(Saved entries)
▽

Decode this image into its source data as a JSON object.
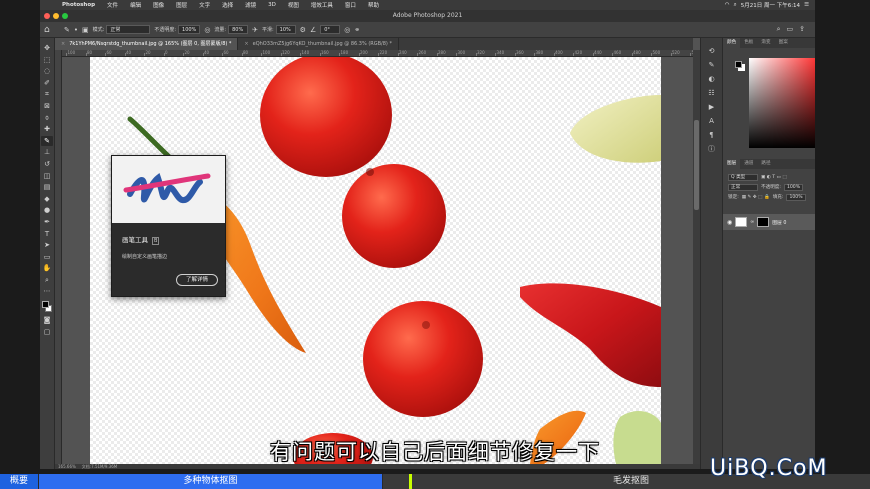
{
  "menubar": {
    "app_name": "Photoshop",
    "items": [
      "文件",
      "编辑",
      "图像",
      "图层",
      "文字",
      "选择",
      "滤镜",
      "3D",
      "视图",
      "增效工具",
      "窗口",
      "帮助"
    ],
    "clock": "5月21日 周一 下午6:14"
  },
  "window": {
    "title": "Adobe Photoshop 2021"
  },
  "options": {
    "mode_label": "模式:",
    "mode_value": "正常",
    "opacity_label": "不透明度:",
    "opacity_value": "100%",
    "flow_label": "流量:",
    "flow_value": "80%",
    "smooth_label": "平滑:",
    "smooth_value": "10%",
    "angle_value": "0°"
  },
  "tabs": [
    {
      "label": "7k1YhPM6/Nsqrstdg_thumbnail.jpg @ 165% (图层 0, 图层蒙版/8) *",
      "active": true
    },
    {
      "label": "eQhO33mZ5jg6YqKO_thumbnail.jpg @ 86.3% (RGB/8) *",
      "active": false
    }
  ],
  "ruler_labels": [
    "100",
    "80",
    "60",
    "40",
    "20",
    "0",
    "20",
    "40",
    "60",
    "80",
    "100",
    "120",
    "140",
    "160",
    "180",
    "200",
    "220",
    "240",
    "260",
    "280",
    "300",
    "320",
    "340",
    "360",
    "380",
    "400",
    "420",
    "440",
    "460",
    "480",
    "500",
    "520",
    "540"
  ],
  "tooltip": {
    "title": "画笔工具",
    "shortcut": "B",
    "description": "绘制自定义画笔描边",
    "learn_more": "了解详情"
  },
  "status": {
    "zoom": "165.66%",
    "doc": "文档:7.51M/9.36M"
  },
  "panels": {
    "top_tabs": [
      "颜色",
      "色板",
      "渐变",
      "图案"
    ],
    "layer_tabs": [
      "图层",
      "通道",
      "路径"
    ],
    "kind_label": "Q 类型",
    "blend_value": "正常",
    "opacity_label": "不透明度:",
    "opacity_value": "100%",
    "lock_label": "锁定:",
    "fill_label": "填充:",
    "fill_value": "100%",
    "layer_name": "图层 0"
  },
  "video": {
    "subtitle": "有问题可以自己后面细节修复一下",
    "chapters": [
      "概要",
      "多种物体抠图",
      "毛发抠图"
    ],
    "watermark": "UiBQ.CoM"
  },
  "colors": {
    "tomato": "#e3231a",
    "pepper_orange": "#f58a1f",
    "pepper_red": "#d11f1f",
    "pepper_yellow": "#e8e6a5",
    "chapter_blue": "#2e6df0"
  }
}
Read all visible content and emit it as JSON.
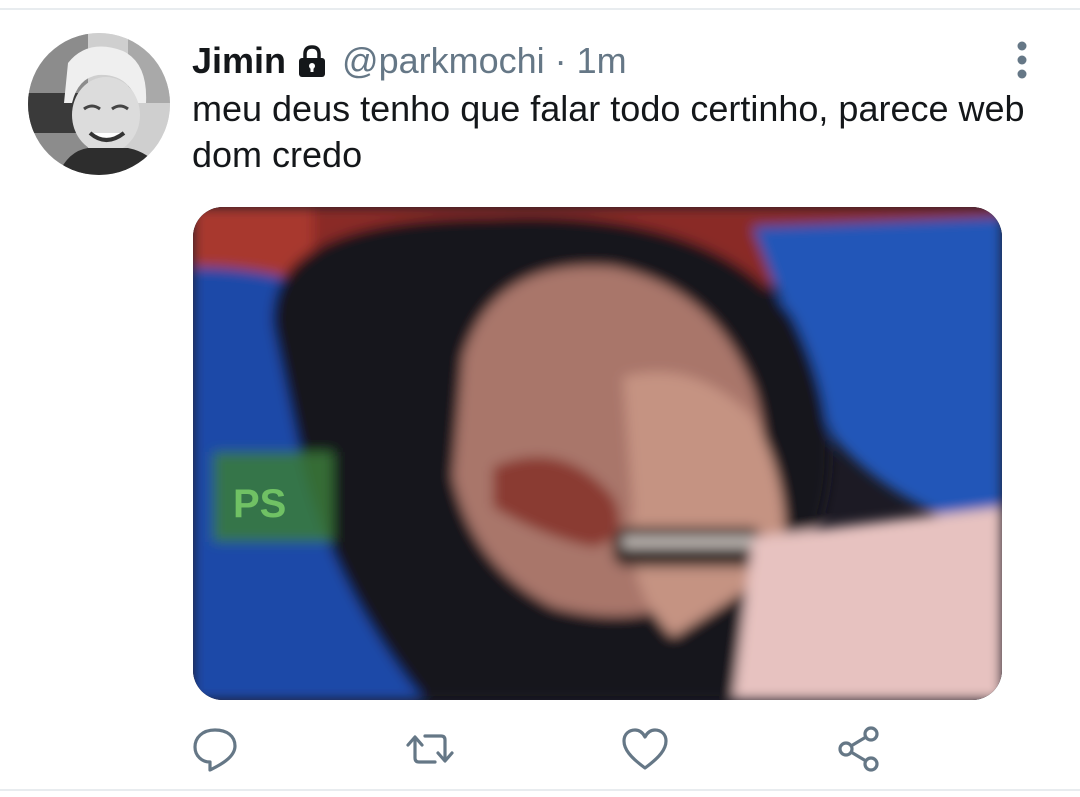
{
  "tweet": {
    "author": {
      "display_name": "Jimin",
      "protected_icon": "lock-icon",
      "handle": "@parkmochi"
    },
    "separator": "·",
    "time": "1m",
    "text": "meu deus tenho que falar todo certinho, parece web dom credo",
    "media": {
      "watermark_text": "PS"
    }
  },
  "actions": [
    {
      "icon": "reply-icon"
    },
    {
      "icon": "retweet-icon"
    },
    {
      "icon": "like-icon"
    },
    {
      "icon": "share-icon"
    }
  ],
  "menu_icon": "more-vertical-icon",
  "colors": {
    "primary_text": "#14171a",
    "secondary_text": "#657786",
    "divider": "#e8ecef"
  }
}
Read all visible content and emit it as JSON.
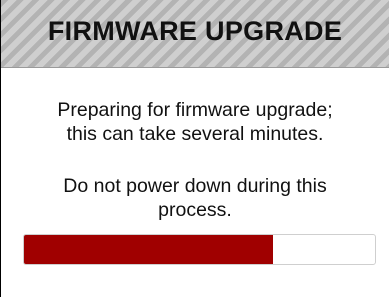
{
  "header": {
    "title": "FIRMWARE UPGRADE"
  },
  "message": {
    "line1": "Preparing for firmware upgrade;",
    "line2": "this can take several minutes.",
    "line3": "Do not power down during this",
    "line4": "process."
  },
  "progress": {
    "fraction": 0.71,
    "fill_color": "#a00000"
  }
}
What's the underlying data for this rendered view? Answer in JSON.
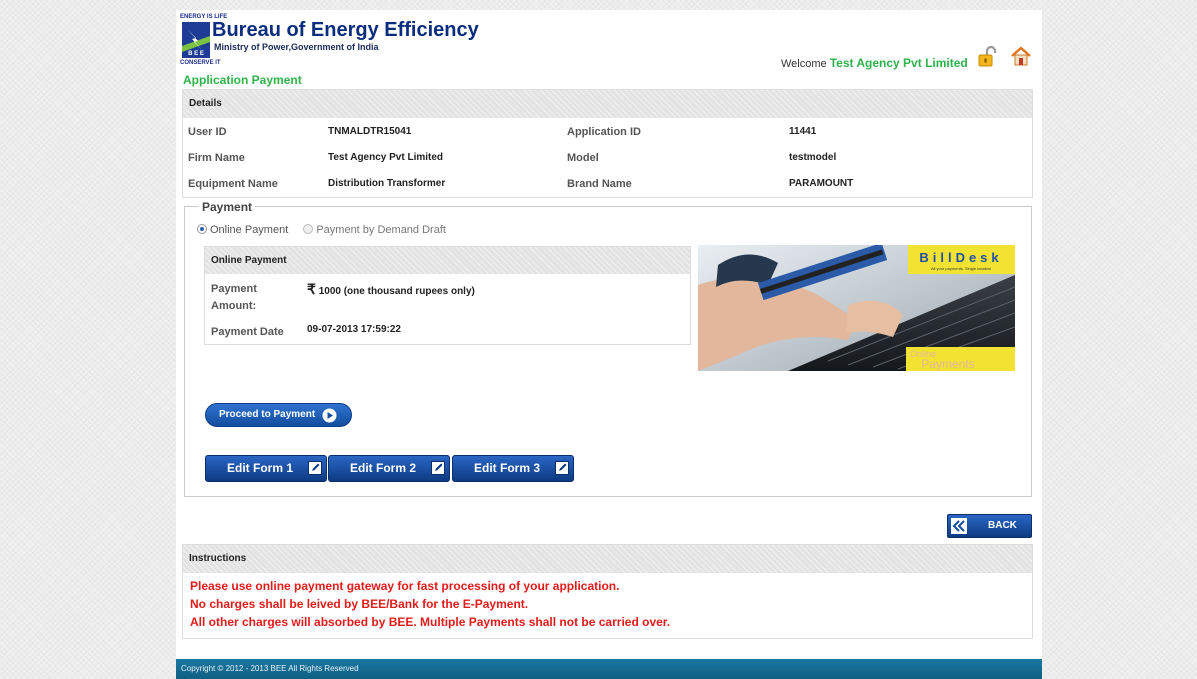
{
  "header": {
    "logo_top": "ENERGY IS LIFE",
    "logo_bottom": "CONSERVE IT",
    "org_name": "Bureau of Energy Efficiency",
    "org_sub": "Ministry of Power,Government of India",
    "welcome_label": "Welcome ",
    "user_name": "Test Agency Pvt Limited",
    "icons": [
      "lock-icon",
      "home-icon"
    ]
  },
  "page_title": "Application Payment",
  "details": {
    "heading": "Details",
    "rows": [
      {
        "label": "User ID",
        "value": "TNMALDTR15041",
        "label2": "Application ID",
        "value2": "11441"
      },
      {
        "label": "Firm Name",
        "value": "Test Agency Pvt Limited",
        "label2": "Model",
        "value2": "testmodel"
      },
      {
        "label": "Equipment Name",
        "value": "Distribution Transformer",
        "label2": "Brand Name",
        "value2": "PARAMOUNT"
      }
    ]
  },
  "payment": {
    "legend": "Payment",
    "options": [
      "Online Payment",
      "Payment by Demand Draft"
    ],
    "selected": "Online Payment",
    "online": {
      "heading": "Online Payment",
      "amount_label": "Payment Amount:",
      "amount_symbol": "₹",
      "amount_value": "1000 (one thousand rupees only)",
      "date_label": "Payment Date",
      "date_value": "09-07-2013 17:59:22"
    },
    "banner": {
      "brand": "BillDesk",
      "tagline": "All your payments. Single location",
      "caption_top": "Online",
      "caption_bottom": "Payments"
    },
    "proceed_label": "Proceed to Payment",
    "edit_buttons": [
      "Edit Form 1",
      "Edit Form 2",
      "Edit Form 3"
    ]
  },
  "back_label": "BACK",
  "instructions": {
    "heading": "Instructions",
    "lines": [
      "Please use online payment gateway for fast processing of your application.",
      "No charges shall be leived by BEE/Bank for the E-Payment.",
      "All other charges will absorbed by BEE. Multiple Payments shall not be carried over."
    ]
  },
  "footer": "Copyright © 2012 - 2013 BEE All Rights Reserved",
  "colors": {
    "accent_green": "#2fb24a",
    "button_blue": "#134d9e",
    "warning_red": "#e21b1b",
    "footer_teal": "#1c78a0"
  }
}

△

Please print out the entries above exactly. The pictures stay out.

Decode this image into its source data as a JSON object.
{
  "menubar": {
    "app_name": "Photoshop",
    "items": [
      "文件",
      "编辑",
      "图像",
      "图层",
      "文字",
      "选择",
      "滤镜",
      "3D",
      "视图",
      "增效工具",
      "窗口",
      "帮助"
    ],
    "clock": "5月21日 周一 下午6:14"
  },
  "window": {
    "title": "Adobe Photoshop 2021"
  },
  "options": {
    "mode_label": "模式:",
    "mode_value": "正常",
    "opacity_label": "不透明度:",
    "opacity_value": "100%",
    "flow_label": "流量:",
    "flow_value": "80%",
    "smooth_label": "平滑:",
    "smooth_value": "10%",
    "angle_value": "0°"
  },
  "tabs": [
    {
      "label": "7k1YhPM6/Nsqrstdg_thumbnail.jpg @ 165% (图层 0, 图层蒙版/8) *",
      "active": true
    },
    {
      "label": "eQhO33mZ5jg6YqKO_thumbnail.jpg @ 86.3% (RGB/8) *",
      "active": false
    }
  ],
  "ruler_labels": [
    "100",
    "80",
    "60",
    "40",
    "20",
    "0",
    "20",
    "40",
    "60",
    "80",
    "100",
    "120",
    "140",
    "160",
    "180",
    "200",
    "220",
    "240",
    "260",
    "280",
    "300",
    "320",
    "340",
    "360",
    "380",
    "400",
    "420",
    "440",
    "460",
    "480",
    "500",
    "520",
    "540"
  ],
  "tooltip": {
    "title": "画笔工具",
    "shortcut": "B",
    "description": "绘制自定义画笔描边",
    "learn_more": "了解详情"
  },
  "status": {
    "zoom": "165.66%",
    "doc": "文档:7.51M/9.36M"
  },
  "panels": {
    "top_tabs": [
      "颜色",
      "色板",
      "渐变",
      "图案"
    ],
    "layer_tabs": [
      "图层",
      "通道",
      "路径"
    ],
    "kind_label": "Q 类型",
    "blend_value": "正常",
    "opacity_label": "不透明度:",
    "opacity_value": "100%",
    "lock_label": "锁定:",
    "fill_label": "填充:",
    "fill_value": "100%",
    "layer_name": "图层 0"
  },
  "video": {
    "subtitle": "有问题可以自己后面细节修复一下",
    "chapters": [
      "概要",
      "多种物体抠图",
      "毛发抠图"
    ],
    "watermark": "UiBQ.CoM"
  },
  "colors": {
    "tomato": "#e3231a",
    "pepper_orange": "#f58a1f",
    "pepper_red": "#d11f1f",
    "pepper_yellow": "#e8e6a5",
    "chapter_blue": "#2e6df0"
  }
}
Read all visible content and emit it as JSON.
{
  "tweet": {
    "author": {
      "display_name": "Jimin",
      "protected_icon": "lock-icon",
      "handle": "@parkmochi"
    },
    "separator": "·",
    "time": "1m",
    "text": "meu deus tenho que falar todo certinho, parece web dom credo",
    "media": {
      "watermark_text": "PS"
    }
  },
  "actions": [
    {
      "icon": "reply-icon"
    },
    {
      "icon": "retweet-icon"
    },
    {
      "icon": "like-icon"
    },
    {
      "icon": "share-icon"
    }
  ],
  "menu_icon": "more-vertical-icon",
  "colors": {
    "primary_text": "#14171a",
    "secondary_text": "#657786",
    "divider": "#e8ecef"
  }
}
Read all visible content and emit it as JSON.
{
  "header": {
    "title": "FIRMWARE UPGRADE"
  },
  "message": {
    "line1": "Preparing for firmware upgrade;",
    "line2": "this can take several minutes.",
    "line3": "Do not power down during this",
    "line4": "process."
  },
  "progress": {
    "fraction": 0.71,
    "fill_color": "#a00000"
  }
}
What's the underlying data for this rendered view? Answer in JSON.
{
  "header": {
    "logo_top": "ENERGY IS LIFE",
    "logo_bottom": "CONSERVE IT",
    "org_name": "Bureau of Energy Efficiency",
    "org_sub": "Ministry of Power,Government of India",
    "welcome_label": "Welcome ",
    "user_name": "Test Agency Pvt Limited",
    "icons": [
      "lock-icon",
      "home-icon"
    ]
  },
  "page_title": "Application Payment",
  "details": {
    "heading": "Details",
    "rows": [
      {
        "label": "User ID",
        "value": "TNMALDTR15041",
        "label2": "Application ID",
        "value2": "11441"
      },
      {
        "label": "Firm Name",
        "value": "Test Agency Pvt Limited",
        "label2": "Model",
        "value2": "testmodel"
      },
      {
        "label": "Equipment Name",
        "value": "Distribution Transformer",
        "label2": "Brand Name",
        "value2": "PARAMOUNT"
      }
    ]
  },
  "payment": {
    "legend": "Payment",
    "options": [
      "Online Payment",
      "Payment by Demand Draft"
    ],
    "selected": "Online Payment",
    "online": {
      "heading": "Online Payment",
      "amount_label": "Payment Amount:",
      "amount_symbol": "₹",
      "amount_value": "1000 (one thousand rupees only)",
      "date_label": "Payment Date",
      "date_value": "09-07-2013 17:59:22"
    },
    "banner": {
      "brand": "BillDesk",
      "tagline": "All your payments. Single location",
      "caption_top": "Online",
      "caption_bottom": "Payments"
    },
    "proceed_label": "Proceed to Payment",
    "edit_buttons": [
      "Edit Form 1",
      "Edit Form 2",
      "Edit Form 3"
    ]
  },
  "back_label": "BACK",
  "instructions": {
    "heading": "Instructions",
    "lines": [
      "Please use online payment gateway for fast processing of your application.",
      "No charges shall be leived by BEE/Bank for the E-Payment.",
      "All other charges will absorbed by BEE. Multiple Payments shall not be carried over."
    ]
  },
  "footer": "Copyright © 2012 - 2013 BEE All Rights Reserved",
  "colors": {
    "accent_green": "#2fb24a",
    "button_blue": "#134d9e",
    "warning_red": "#e21b1b",
    "footer_teal": "#1c78a0"
  }
}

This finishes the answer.